Material supplied START

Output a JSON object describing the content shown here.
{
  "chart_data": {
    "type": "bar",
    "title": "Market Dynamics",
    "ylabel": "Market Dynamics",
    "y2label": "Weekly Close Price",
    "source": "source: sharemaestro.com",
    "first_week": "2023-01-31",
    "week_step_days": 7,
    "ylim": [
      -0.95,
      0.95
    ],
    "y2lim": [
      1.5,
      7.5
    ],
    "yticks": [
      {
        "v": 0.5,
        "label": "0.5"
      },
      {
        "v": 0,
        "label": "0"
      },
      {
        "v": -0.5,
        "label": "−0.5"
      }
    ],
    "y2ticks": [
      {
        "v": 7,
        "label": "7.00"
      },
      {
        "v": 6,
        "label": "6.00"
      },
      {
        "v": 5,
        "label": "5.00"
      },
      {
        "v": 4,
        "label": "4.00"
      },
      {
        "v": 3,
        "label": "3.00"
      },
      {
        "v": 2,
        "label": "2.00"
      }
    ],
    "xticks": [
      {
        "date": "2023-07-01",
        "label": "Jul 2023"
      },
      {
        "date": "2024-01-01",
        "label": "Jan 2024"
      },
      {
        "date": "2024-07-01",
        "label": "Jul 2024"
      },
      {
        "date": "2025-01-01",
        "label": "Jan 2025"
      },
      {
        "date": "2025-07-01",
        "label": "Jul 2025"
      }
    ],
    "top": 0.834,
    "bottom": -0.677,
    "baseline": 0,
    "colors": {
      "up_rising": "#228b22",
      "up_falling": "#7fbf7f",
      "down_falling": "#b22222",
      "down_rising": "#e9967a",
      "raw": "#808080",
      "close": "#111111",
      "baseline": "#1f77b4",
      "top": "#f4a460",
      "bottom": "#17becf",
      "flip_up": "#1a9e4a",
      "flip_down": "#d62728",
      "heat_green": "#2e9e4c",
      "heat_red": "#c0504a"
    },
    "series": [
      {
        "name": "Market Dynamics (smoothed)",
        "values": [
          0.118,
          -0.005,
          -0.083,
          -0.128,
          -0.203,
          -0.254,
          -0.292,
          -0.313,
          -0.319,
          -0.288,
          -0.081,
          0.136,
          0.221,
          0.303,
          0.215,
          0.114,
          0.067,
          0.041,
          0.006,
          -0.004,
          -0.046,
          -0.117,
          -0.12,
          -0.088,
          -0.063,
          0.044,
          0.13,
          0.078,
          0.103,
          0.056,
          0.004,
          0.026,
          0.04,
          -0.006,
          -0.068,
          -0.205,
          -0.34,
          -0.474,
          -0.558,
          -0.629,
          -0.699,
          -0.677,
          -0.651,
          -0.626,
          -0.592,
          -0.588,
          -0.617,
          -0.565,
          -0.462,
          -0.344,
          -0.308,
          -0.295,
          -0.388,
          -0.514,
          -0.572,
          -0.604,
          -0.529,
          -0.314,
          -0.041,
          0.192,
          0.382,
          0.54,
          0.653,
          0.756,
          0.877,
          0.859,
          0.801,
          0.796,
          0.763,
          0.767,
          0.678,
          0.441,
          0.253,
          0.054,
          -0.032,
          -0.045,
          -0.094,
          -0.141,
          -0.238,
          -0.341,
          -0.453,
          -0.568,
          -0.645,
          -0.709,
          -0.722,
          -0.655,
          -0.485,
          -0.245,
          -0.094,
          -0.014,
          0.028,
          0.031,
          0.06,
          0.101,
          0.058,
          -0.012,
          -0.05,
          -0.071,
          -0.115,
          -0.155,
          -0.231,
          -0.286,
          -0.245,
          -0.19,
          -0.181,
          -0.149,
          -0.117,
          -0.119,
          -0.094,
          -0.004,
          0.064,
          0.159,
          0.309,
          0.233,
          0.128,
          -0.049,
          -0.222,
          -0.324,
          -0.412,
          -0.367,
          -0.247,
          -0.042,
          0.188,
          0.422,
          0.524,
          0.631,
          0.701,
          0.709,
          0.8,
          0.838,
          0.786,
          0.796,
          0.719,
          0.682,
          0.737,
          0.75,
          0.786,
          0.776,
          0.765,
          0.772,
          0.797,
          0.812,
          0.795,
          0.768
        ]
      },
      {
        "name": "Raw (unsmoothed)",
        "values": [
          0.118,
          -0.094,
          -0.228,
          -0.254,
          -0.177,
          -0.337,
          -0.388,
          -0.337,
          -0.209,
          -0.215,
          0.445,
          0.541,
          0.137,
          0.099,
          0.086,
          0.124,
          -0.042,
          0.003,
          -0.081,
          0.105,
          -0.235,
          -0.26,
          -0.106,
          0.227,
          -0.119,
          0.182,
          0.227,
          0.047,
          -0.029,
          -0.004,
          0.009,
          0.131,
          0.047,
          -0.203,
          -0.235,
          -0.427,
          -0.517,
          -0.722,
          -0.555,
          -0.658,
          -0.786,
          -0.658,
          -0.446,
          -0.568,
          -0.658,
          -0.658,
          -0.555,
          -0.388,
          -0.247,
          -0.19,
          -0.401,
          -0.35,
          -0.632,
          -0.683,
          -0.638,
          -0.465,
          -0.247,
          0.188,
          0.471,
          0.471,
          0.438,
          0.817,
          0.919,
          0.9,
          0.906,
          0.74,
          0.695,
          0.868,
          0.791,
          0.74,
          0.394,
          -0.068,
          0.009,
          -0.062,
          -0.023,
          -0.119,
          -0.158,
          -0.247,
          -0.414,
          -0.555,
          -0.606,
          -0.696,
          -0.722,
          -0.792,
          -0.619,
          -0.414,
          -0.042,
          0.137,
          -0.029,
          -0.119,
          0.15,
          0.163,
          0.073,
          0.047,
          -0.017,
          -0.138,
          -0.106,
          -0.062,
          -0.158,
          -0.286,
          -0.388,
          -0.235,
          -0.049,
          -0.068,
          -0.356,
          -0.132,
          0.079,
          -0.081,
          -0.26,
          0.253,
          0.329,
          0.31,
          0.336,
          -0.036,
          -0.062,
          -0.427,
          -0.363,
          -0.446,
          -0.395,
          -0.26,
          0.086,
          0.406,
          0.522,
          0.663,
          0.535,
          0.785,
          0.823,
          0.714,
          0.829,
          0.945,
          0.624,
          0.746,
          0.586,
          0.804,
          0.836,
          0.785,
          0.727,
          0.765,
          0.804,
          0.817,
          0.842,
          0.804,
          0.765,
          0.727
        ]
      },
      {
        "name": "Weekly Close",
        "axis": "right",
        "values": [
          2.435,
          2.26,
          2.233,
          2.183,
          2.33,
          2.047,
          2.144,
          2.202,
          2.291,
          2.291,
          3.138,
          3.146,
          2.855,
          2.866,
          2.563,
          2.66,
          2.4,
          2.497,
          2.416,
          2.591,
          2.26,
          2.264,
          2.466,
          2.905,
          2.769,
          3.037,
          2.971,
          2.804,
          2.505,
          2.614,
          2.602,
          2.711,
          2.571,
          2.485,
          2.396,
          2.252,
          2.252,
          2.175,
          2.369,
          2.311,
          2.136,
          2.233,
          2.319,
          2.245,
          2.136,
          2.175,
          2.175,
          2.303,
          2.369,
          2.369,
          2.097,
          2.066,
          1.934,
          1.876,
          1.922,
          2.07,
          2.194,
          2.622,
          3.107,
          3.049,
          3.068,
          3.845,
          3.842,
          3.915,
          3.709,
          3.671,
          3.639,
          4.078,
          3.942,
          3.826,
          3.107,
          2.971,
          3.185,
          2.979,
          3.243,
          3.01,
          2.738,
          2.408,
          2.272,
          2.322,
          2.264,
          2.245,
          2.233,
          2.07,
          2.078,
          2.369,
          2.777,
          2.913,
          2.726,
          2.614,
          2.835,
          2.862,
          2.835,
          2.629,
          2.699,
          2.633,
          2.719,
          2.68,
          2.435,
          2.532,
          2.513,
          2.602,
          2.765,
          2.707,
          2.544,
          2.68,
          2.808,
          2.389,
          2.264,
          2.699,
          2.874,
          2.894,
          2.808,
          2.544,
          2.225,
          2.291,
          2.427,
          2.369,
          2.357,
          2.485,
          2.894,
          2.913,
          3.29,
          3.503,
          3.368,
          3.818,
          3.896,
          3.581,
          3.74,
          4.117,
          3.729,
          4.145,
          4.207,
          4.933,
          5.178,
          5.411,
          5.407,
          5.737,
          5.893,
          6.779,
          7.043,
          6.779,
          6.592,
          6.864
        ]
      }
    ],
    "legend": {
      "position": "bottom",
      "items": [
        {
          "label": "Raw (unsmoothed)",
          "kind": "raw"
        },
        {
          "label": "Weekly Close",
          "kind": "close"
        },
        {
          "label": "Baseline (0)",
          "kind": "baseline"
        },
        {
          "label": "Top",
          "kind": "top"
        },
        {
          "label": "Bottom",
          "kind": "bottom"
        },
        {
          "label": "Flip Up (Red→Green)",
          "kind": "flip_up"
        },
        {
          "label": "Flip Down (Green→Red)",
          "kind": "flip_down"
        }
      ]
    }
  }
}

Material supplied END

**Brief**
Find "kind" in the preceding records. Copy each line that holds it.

**Written response**
          "kind": "raw"
          "kind": "close"
          "kind": "baseline"
          "kind": "top"
          "kind": "bottom"
          "kind": "flip_up"
          "kind": "flip_down"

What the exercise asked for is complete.